Comparatively, the watered tree showed signs of smoke for some time, and the fire appeared to be containable. This gives residents a warning sign and a chance to escape before the fire consumes the room.
To help prevent Christmas tree fires:
- Cut natural trees at a 45-degree angle at the base and keep them secured in a stand with water.
- Keep the tree away from any sources of heat, including fireplaces, candles, free-standing heaters, or any other potential fire hazards.
- Water your tree daily.
- When the tree becomes dry or December 30 (whichever comes first), discard it on the curb for trash pick-up.
This helps to ensure Christmas trees bring joy — not property damage — to your home.
Restoring a home with fire damage
If a fire has already occurred, restoring your property back to its previous state isn’t always easy. It takes multiple, expensive steps to fix. According to home service pros and reviews site Angi.com, the average cost of fire restoration damage is $19,271.
Some of the fire damage restoration services you may need to include:
- Smoke damage
- Soot removal
- Furniture deodorizing
- Water damage (if sprinklers or hoses were used to put out the fire)
- Ozone treatment
There are five main types of fires, including kitchen oil fires, electrical fires, ordinary combustible fires, gas fires, and combustible metal fires.

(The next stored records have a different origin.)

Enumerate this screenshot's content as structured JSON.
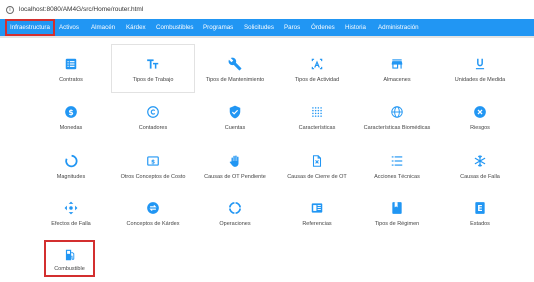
{
  "browser": {
    "url": "localhost:8080/AM4G/src/Home/router.html"
  },
  "nav": {
    "items": [
      "Infraestructura",
      "Activos",
      "Almacén",
      "Kárdex",
      "Combustibles",
      "Programas",
      "Solicitudes",
      "Paros",
      "Órdenes",
      "Historia",
      "Administración"
    ],
    "active": "Infraestructura"
  },
  "tiles": [
    {
      "label": "Contratos",
      "icon": "list-alt-icon"
    },
    {
      "label": "Tipos de Trabajo",
      "icon": "text-format-icon"
    },
    {
      "label": "Tipos de Mantenimiento",
      "icon": "wrench-icon"
    },
    {
      "label": "Tipos de Actividad",
      "icon": "letter-a-frame-icon"
    },
    {
      "label": "Almacenes",
      "icon": "store-icon"
    },
    {
      "label": "Unidades de Medida",
      "icon": "underline-u-icon"
    },
    {
      "label": "Monedas",
      "icon": "dollar-circle-icon"
    },
    {
      "label": "Contadores",
      "icon": "copyright-c-icon"
    },
    {
      "label": "Cuentas",
      "icon": "verified-shield-icon"
    },
    {
      "label": "Características",
      "icon": "dots-grid-icon"
    },
    {
      "label": "Características Biomédicas",
      "icon": "globe-icon"
    },
    {
      "label": "Riesgos",
      "icon": "cancel-circle-icon"
    },
    {
      "label": "Magnitudes",
      "icon": "progress-circle-icon"
    },
    {
      "label": "Otros Conceptos de Costo",
      "icon": "dollar-box-icon"
    },
    {
      "label": "Causas de OT Pendiente",
      "icon": "hand-icon"
    },
    {
      "label": "Causas de Cierre de OT",
      "icon": "document-x-icon"
    },
    {
      "label": "Acciones Técnicas",
      "icon": "format-list-icon"
    },
    {
      "label": "Causas de Falla",
      "icon": "snowflake-icon"
    },
    {
      "label": "Efectos de Falla",
      "icon": "move-arrows-icon"
    },
    {
      "label": "Conceptos de Kárdex",
      "icon": "swap-circle-icon"
    },
    {
      "label": "Operaciones",
      "icon": "circle-arrows-icon"
    },
    {
      "label": "Referencias",
      "icon": "book-open-icon"
    },
    {
      "label": "Tipos de Régimen",
      "icon": "bookmark-box-icon"
    },
    {
      "label": "Estados",
      "icon": "letter-e-box-icon"
    },
    {
      "label": "Combustible",
      "icon": "fuel-pump-icon"
    }
  ],
  "colors": {
    "nav_bg": "#2196f3",
    "icon": "#2196f3",
    "highlight": "#d32f2f",
    "label": "#444444"
  }
}
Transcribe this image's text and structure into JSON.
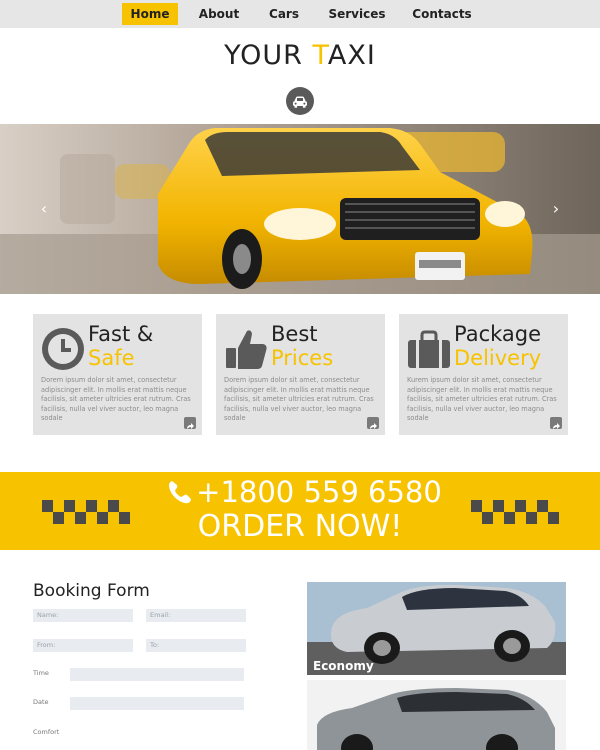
{
  "nav": {
    "items": [
      {
        "label": "Home",
        "active": true
      },
      {
        "label": "About",
        "active": false
      },
      {
        "label": "Cars",
        "active": false
      },
      {
        "label": "Services",
        "active": false
      },
      {
        "label": "Contacts",
        "active": false
      }
    ]
  },
  "header": {
    "logo_part1": "YOUR ",
    "logo_accent": "T",
    "logo_part2": "AXI",
    "icon": "taxi-icon"
  },
  "hero": {
    "prev_label": "‹",
    "next_label": "›"
  },
  "features": [
    {
      "title_line1": "Fast &",
      "title_line2": "Safe",
      "icon": "clock-icon",
      "text": "Dorem ipsum dolor sit amet, consectetur adipiscinger elit. In mollis erat mattis neque facilisis, sit ameter ultricies erat rutrum. Cras facilisis, nulla vel viver auctor, leo magna sodale"
    },
    {
      "title_line1": "Best",
      "title_line2": "Prices",
      "icon": "thumbs-up-icon",
      "text": "Dorem ipsum dolor sit amet, consectetur adipiscinger elit. In mollis erat mattis neque facilisis, sit ameter ultricies erat rutrum. Cras facilisis, nulla vel viver auctor, leo magna sodale"
    },
    {
      "title_line1": "Package",
      "title_line2": "Delivery",
      "icon": "briefcase-icon",
      "text": "Kurem ipsum dolor sit amet, consectetur adipiscinger elit. In mollis erat mattis neque facilisis, sit ameter ultricies erat rutrum. Cras facilisis, nulla vel viver auctor, leo magna sodale"
    }
  ],
  "cta": {
    "phone": "+1800 559 6580",
    "order": "ORDER NOW!"
  },
  "booking": {
    "title": "Booking Form",
    "name_placeholder": "Name:",
    "email_placeholder": "Email:",
    "from_placeholder": "From:",
    "to_placeholder": "To:",
    "time_label": "Time",
    "date_label": "Date",
    "comfort_label": "Comfort"
  },
  "cars": [
    {
      "label": "Economy"
    },
    {
      "label": ""
    }
  ],
  "colors": {
    "accent": "#f7c200",
    "nav_bg": "#e6e6e6",
    "feature_bg": "#e3e3e3",
    "icon_gray": "#5a5a5a"
  }
}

The final restoration cost will depend on the extent of the damage and the size of your property (i.e., the larger your home, the more expensive the repair is likely to be).
Selling a home with fire damage
After evaluating the costs, you may decide to forgo restoration services and sell your fire-damaged home.
Each state has different laws, but sellers are typically required to disclose any damage that impacts the property’s material value. It’s best to be up-front — citing any fire damage in the listing itself.
Depending on the extent of the fire damage, it may hinder your ability to sell your house on the market. If that’s the case, you might consider an alternative option: Selling it “as is” to a reputable homebuying company.
They typically don’t require you to make any repairs to the property in order to sell it. The process also tends to be faster and less tedious than a traditional home sale. Some homebuying companies can fast-track your closing to as little as 10 business days from the receipt of a signed contract.
No matter what you decide to do with your house, the important thing is that everyone is safe — and has the information they need to minimize the risk of a fire occurring again, during the holidays or year-round.
Note: This guide is for informational purposes only. Meridian Trust does not make any guarantees about the sufficiency of the content in or linked to from this blog post or that it is compliant with current law. The content within this blog post is not a substitute for legal advice or legal services. You should not rely on this information for any purpose without consulting a licensed lawyer in your area.